Ungerer & Company, a privately-owned company in the flavor and fragrance business operating in Bethlehem, PA, has agreed to pay $450,000 and to commit to remedial measures to resolve allegations that it failed to make required notifications to the Drug Enforcement Administration (DEA) about certain international shipments of listed chemicals that can be used to manufacture illicit controlled substances.
Federal law and regulations require companies registered with the DEA to notify the agency when it imports or exports certain chemicals that can be used to manufacture illicit controlled substances. Those chemicals include anthranilic acid and benzaldehyde, which can be used to manufacture methamphetamine. A company that imports and exports such “listed” chemicals is generally required to notify the DEA of the shipments, the type of chemical, and the amount shipped. After the shipment is completed, the company is generally required to once again notify the DEA of those details to account for any cancellations or changes, and to ensure the agency has accurate information on the shipments that have occurred.
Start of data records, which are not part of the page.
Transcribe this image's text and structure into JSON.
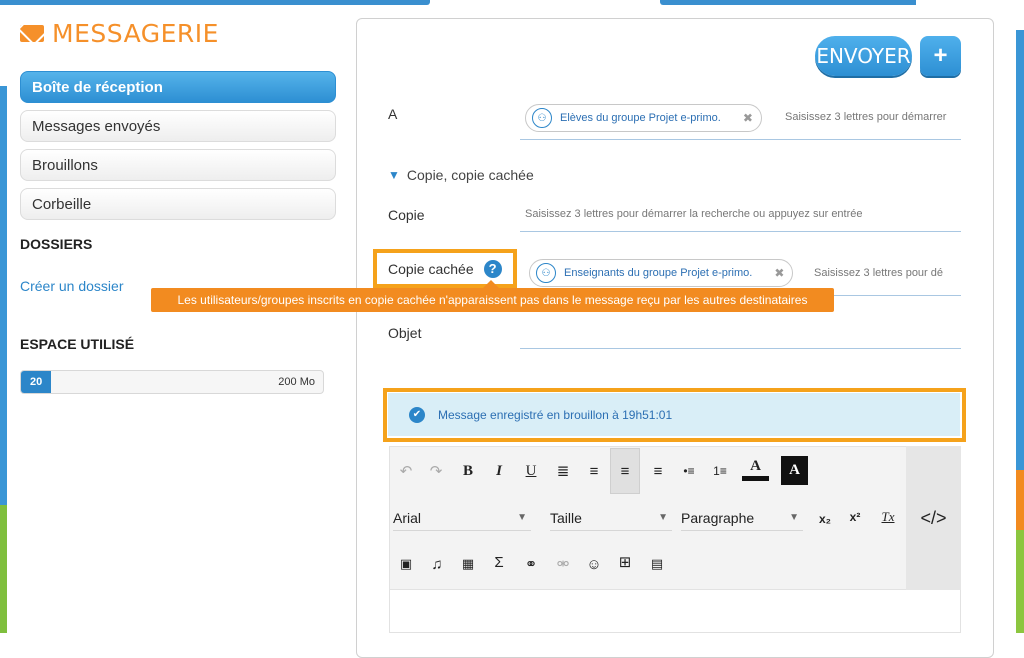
{
  "app": {
    "title": "MESSAGERIE",
    "icon": "envelope-icon"
  },
  "sidebar": {
    "items": [
      {
        "label": "Boîte de réception",
        "active": true
      },
      {
        "label": "Messages envoyés",
        "active": false
      },
      {
        "label": "Brouillons",
        "active": false
      },
      {
        "label": "Corbeille",
        "active": false
      }
    ],
    "folders_heading": "DOSSIERS",
    "create_folder": "Créer un dossier",
    "storage_heading": "ESPACE UTILISÉ",
    "storage_used": "20",
    "storage_total": "200 Mo",
    "storage_fraction": 0.1
  },
  "compose": {
    "send_label": "ENVOYER",
    "plus_label": "+",
    "to_label": "A",
    "to_chip": "Elèves du groupe Projet e-primo.",
    "to_placeholder": "Saisissez 3 lettres pour démarrer",
    "cc_toggle": "Copie, copie cachée",
    "cc_label": "Copie",
    "cc_placeholder": "Saisissez 3 lettres pour démarrer la recherche ou appuyez sur entrée",
    "bcc_label": "Copie cachée",
    "bcc_chip": "Enseignants du groupe Projet e-primo.",
    "bcc_placeholder": "Saisissez 3 lettres pour dé",
    "bcc_tooltip": "Les utilisateurs/groupes inscrits en copie cachée n'apparaissent pas dans le message reçu par les autres destinataires",
    "subject_label": "Objet",
    "draft_notice": "Message enregistré en brouillon à 19h51:01"
  },
  "editor": {
    "font": "Arial",
    "size": "Taille",
    "format": "Paragraphe",
    "source_label": "</>",
    "buttons": {
      "undo": "↶",
      "redo": "↷",
      "bold": "B",
      "italic": "I",
      "underline": "U",
      "justify": "≣",
      "center": "≡",
      "left": "≡",
      "right": "≡",
      "bullets": "•≡",
      "numbers": "1≡",
      "text_color": "A",
      "bg_color": "A",
      "sub": "x₂",
      "sup": "x²",
      "clear": "Tx",
      "image": "▣",
      "music": "♫",
      "video": "▦",
      "sigma": "Σ",
      "link": "⚭",
      "unlink": "⚮",
      "smiley": "☺",
      "table": "⊞",
      "doc": "▤"
    }
  },
  "colors": {
    "accent": "#2c86c9",
    "brand": "#f5902a",
    "highlight": "#f5a21b",
    "tooltip": "#f28b20"
  }
}
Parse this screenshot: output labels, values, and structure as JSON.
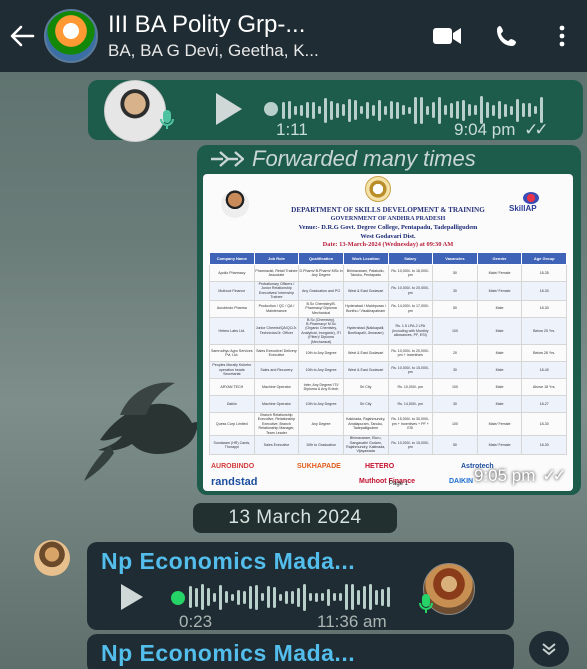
{
  "header": {
    "back_icon": "arrow-left-icon",
    "title": "III BA Polity Grp-...",
    "subtitle": "BA, BA G Devi, Geetha, K...",
    "video_icon": "video-call-icon",
    "call_icon": "phone-icon",
    "menu_icon": "more-vertical-icon"
  },
  "voice_message_1": {
    "duration": "1:11",
    "time": "9:04 pm",
    "status": "✓✓"
  },
  "image_message": {
    "forwarded_label": "Forwarded many times",
    "time": "9:05 pm",
    "status": "✓✓",
    "poster": {
      "department": "DEPARTMENT OF SKILLS DEVELOPMENT & TRAINING",
      "government": "GOVERNMENT OF ANDHRA PRADESH",
      "venue": "Venue:- D.R.G Govt. Degree College, Pentapadu, Tadepalligudem",
      "district": "West Godavari Dist.",
      "date": "Date: 13-March-2024 (Wednesday) at 09:30 AM",
      "brand": "SkillAP",
      "columns": [
        "Company Name",
        "Job Role",
        "Qualification",
        "Work Location",
        "Salary",
        "Vacancies",
        "Gender",
        "Age Group"
      ],
      "rows": [
        [
          "Apollo Pharmacy",
          "Pharmacist, Retail Trainee Associate",
          "D.Pharm/ B.Pharm/ MSc in Any Degree",
          "Bhimavaram, Palakollu, Tanuku, Pentapadu",
          "Rs. 10,000/- to 16,000/- pm",
          "50",
          "Male/ Female",
          "18-35"
        ],
        [
          "Muthoot Finance",
          "Probationary Officers / Junior Relationship Executives/ Internship Trainee",
          "Any Graduation and PG",
          "West & East Godavari",
          "Rs. 10,000/- to 20,000/- pm",
          "30",
          "Male/ Female",
          "18-30"
        ],
        [
          "Aurobindo Pharma",
          "Production / QC / QA / Maintenance",
          "B.Sc Chemistry/B. Pharmacy/ Diploma Mechanical",
          "Hyderabad / Mahbpurao / Bonthu / Visakhapatnam",
          "Rs. 14,000/- to 17,000/- pm",
          "50",
          "Male",
          "18-30"
        ],
        [
          "Hetero Labs Ltd.",
          "Junior Chemist/QA/QC/Jr. Technician/Jr. Officer",
          "B.Sc (Chemistry), B.Pharmacy/ M.Sc (Organic Chemistry, Analytical, Inorganic), ITI (Fitter)/ Diploma (Mechanical)",
          "Hyderabad (Nakkapalli, Bonthapalli, Jinnaram)",
          "Rs. 1.5 LPA-2 LPA (Including with Monthly allowances, PF, ESI)",
          "100",
          "Male",
          "Below 25 Yrs."
        ],
        [
          "Samrudhyu Agro Services Pvt. Ltd.",
          "Sales Executive/ Delivery Executive",
          "10th to Any Degree",
          "West & East Godavari",
          "Rs. 10,000/- to 20,000/- pm + Incentives",
          "20",
          "Male",
          "Below 28 Yrs."
        ],
        [
          "Peoples Morally Kshetro operation heads Secretariat",
          "Sales and Recovery",
          "10th to Any Degree",
          "West & East Godavari",
          "Rs. 10,000/- to 15,000/- pm",
          "30",
          "Male",
          "18-40"
        ],
        [
          "ARYAN TECH",
          "Machine Operator",
          "Inter, Any Degree/ ITI/ Diploma & Any B.tech",
          "Sri City",
          "Rs. 10,000/- pm",
          "100",
          "Male",
          "Above 18 Yrs."
        ],
        [
          "Daikin",
          "Machine Operator",
          "10th to Any Degree",
          "Sri City",
          "Rs. 14,500/- pm",
          "30",
          "Male",
          "18-27"
        ],
        [
          "Quess Corp Limited",
          "Branch Relationship Executive, Relationship Executive, Branch Relationship Manager, Team Leader",
          "Any Degree",
          "Kakinada, Rajahmundry, Amalapuram, Tanuku, Tadepalligudem",
          "Rs. 15,000/- to 30,000/- pm + Incentives + PF + ESI",
          "100",
          "Male/ Female",
          "18-30"
        ],
        [
          "Sundaram (HR) Cards, Thorappi",
          "Sales Executive",
          "10th to Graduation",
          "Bhimavaram, Eluru, Gangavathi Godam, Rajahmundry, Kakinada, Vijayawada",
          "Rs. 10,000/- to 15,000/- pm",
          "50",
          "Male/ Female",
          "18-30"
        ]
      ],
      "logos": [
        "AUROBINDO",
        "SUKHAPADE",
        "HETERO",
        "Astrotech",
        "randstad",
        "Muthoot Finance",
        "DAIKIN"
      ],
      "page_label": "Page 1"
    }
  },
  "date_separator": "13 March 2024",
  "incoming_1": {
    "sender": "Np Economics Mada...",
    "duration": "0:23",
    "time": "11:36 am"
  },
  "incoming_2": {
    "sender": "Np Economics Mada..."
  },
  "colors": {
    "header_bg": "#1f2c33",
    "outgoing_bubble": "#1d5c4a",
    "incoming_bubble": "#1f2c33",
    "sender_name": "#53bdeb",
    "voice_dot": "#25d366"
  }
}
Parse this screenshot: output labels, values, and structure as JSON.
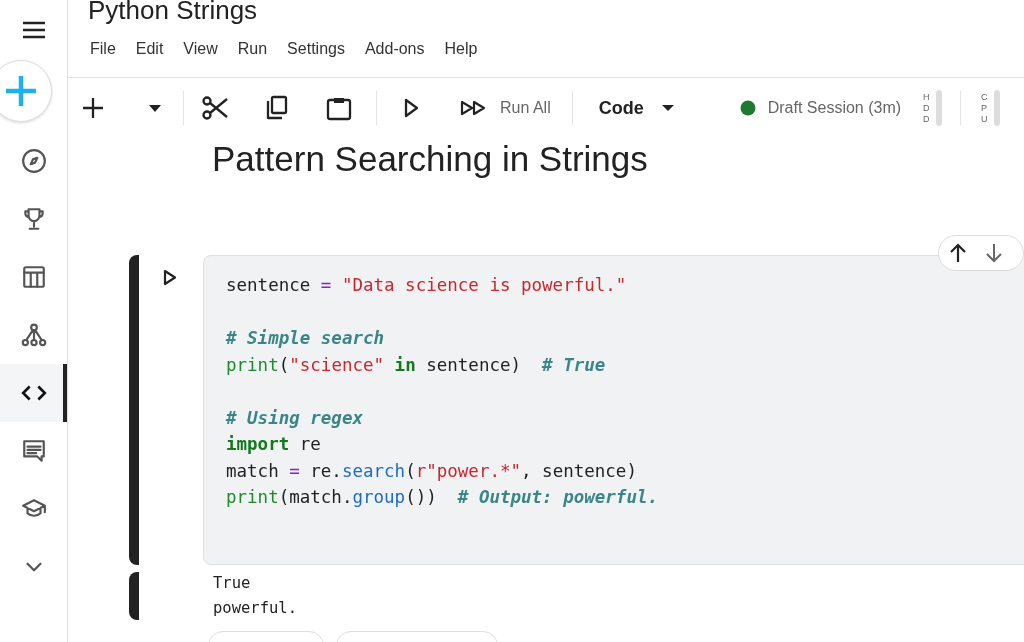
{
  "sidebar": {
    "items": [
      {
        "selected": false
      },
      {
        "selected": false
      },
      {
        "selected": false
      },
      {
        "selected": false
      },
      {
        "selected": true
      },
      {
        "selected": false
      },
      {
        "selected": false
      },
      {
        "selected": false
      }
    ]
  },
  "notebook": {
    "title": "Python Strings"
  },
  "menu": [
    "File",
    "Edit",
    "View",
    "Run",
    "Settings",
    "Add-ons",
    "Help"
  ],
  "toolbar": {
    "run_all": "Run All",
    "cell_type": "Code",
    "session": "Draft Session (3m)",
    "meters": [
      {
        "label": "HDD"
      },
      {
        "label": "CPU"
      }
    ]
  },
  "heading": "Pattern Searching in Strings",
  "cell": {
    "code": [
      {
        "kind": "code",
        "tokens": [
          {
            "kind": "plain",
            "text": "sentence "
          },
          {
            "kind": "op",
            "text": "= "
          },
          {
            "kind": "str",
            "text": "\"Data science is powerful.\""
          }
        ]
      },
      {
        "kind": "blank"
      },
      {
        "kind": "code",
        "tokens": [
          {
            "kind": "comment",
            "text": "# Simple search"
          }
        ]
      },
      {
        "kind": "code",
        "tokens": [
          {
            "kind": "builtin",
            "text": "print"
          },
          {
            "kind": "plain",
            "text": "("
          },
          {
            "kind": "str",
            "text": "\"science\" "
          },
          {
            "kind": "kw",
            "text": "in"
          },
          {
            "kind": "plain",
            "text": " sentence)  "
          },
          {
            "kind": "comment",
            "text": "# True"
          }
        ]
      },
      {
        "kind": "blank"
      },
      {
        "kind": "code",
        "tokens": [
          {
            "kind": "comment",
            "text": "# Using regex"
          }
        ]
      },
      {
        "kind": "code",
        "tokens": [
          {
            "kind": "kw",
            "text": "import"
          },
          {
            "kind": "plain",
            "text": " re"
          }
        ]
      },
      {
        "kind": "code",
        "tokens": [
          {
            "kind": "plain",
            "text": "match "
          },
          {
            "kind": "op",
            "text": "= "
          },
          {
            "kind": "plain",
            "text": "re."
          },
          {
            "kind": "func",
            "text": "search"
          },
          {
            "kind": "plain",
            "text": "("
          },
          {
            "kind": "str",
            "text": "r\"power.*\""
          },
          {
            "kind": "plain",
            "text": ", sentence)"
          }
        ]
      },
      {
        "kind": "code",
        "tokens": [
          {
            "kind": "builtin",
            "text": "print"
          },
          {
            "kind": "plain",
            "text": "(match."
          },
          {
            "kind": "func",
            "text": "group"
          },
          {
            "kind": "plain",
            "text": "())  "
          },
          {
            "kind": "comment",
            "text": "# Output: powerful."
          }
        ]
      }
    ],
    "output": [
      "True",
      "powerful."
    ]
  }
}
According to the allegations in the settlement, the DEA conducted scheduled investigations of Ungerer and as a result of one of those scheduled investigations, the DEA found violations of the reporting obligations that apply after completion of the shipments, notified Ungerer of the violations, educated company representatives on the requirements, and issued letters of admonition. But when the DEA conducted the next scheduled investigation, the settlement alleges that the DEA found that, between January 2013 and the present, Ungerer had imported and exported listed chemicals on a number of occasions and failed to provide information to the DEA on the date and quantity actually imported and exported within 30 days after certain transactions. There are no allegations in the settlement that the chemicals were diverted for illicit purposes.
In addition to the $450,000 payment, Ungerer has entered into a three-year administrative agreement with the DEA under which it has committed to implement certain remedial measures. For example, the agreement requires Ungerer to submit certain delinquent forms on its shipments, requires Ungerer to implement a system and train its employees to ensure that these issues do not arise again, and requires Ungerer to submit quarterly certifications to the DEA that it is fully compliant with these reporting obligations.
“While there are legitimate reasons to ship these listed chemicals to international customers, it is critical that the DEA has the information it needs to track the shipments and prevent diversion of the chemicals for illicit production of controlled substances,” said U.S. Attorney McSwain. “This settlement shows how important it is for companies and individuals to uphold their responsibilities and comply with the reporting requirements, which are designed to protect the residents of the Eastern District and beyond.”
“Ungerer & Company has an obligation as a DEA registrant to notify the agency of international shipments of listed chemicals. If illegally diverted, listed chemicals can be used to manufacture dangerous drugs such as illicit fentanyl and methamphetamine,” said Jonathan A. Wilson, Special Agent in Charge of the Drug Enforcement Administration’s (DEA) Philadelphia Field Division. “The vast majority of listed chemicals are used for legitimate reasons. However, part of the DEA’s mission in protecting the public is ensuring that the distribution of these chemicals is properly reported and tracked.”
This investigation was conducted with the Philadelphia Field Division of the DEA and the Import/Export and Chemical Section in the DEA’s Diversion Control Division.
Outcome: Chemical Importer and Exporter in Bethlehem Agrees to Pay $450,000 to Resolve Allegations it Failed to Notify the Drug Enforcement Administration of Certain Shipments of Chemicals
The claims resolved by the settlement are allegations only; there has been no determination of liability.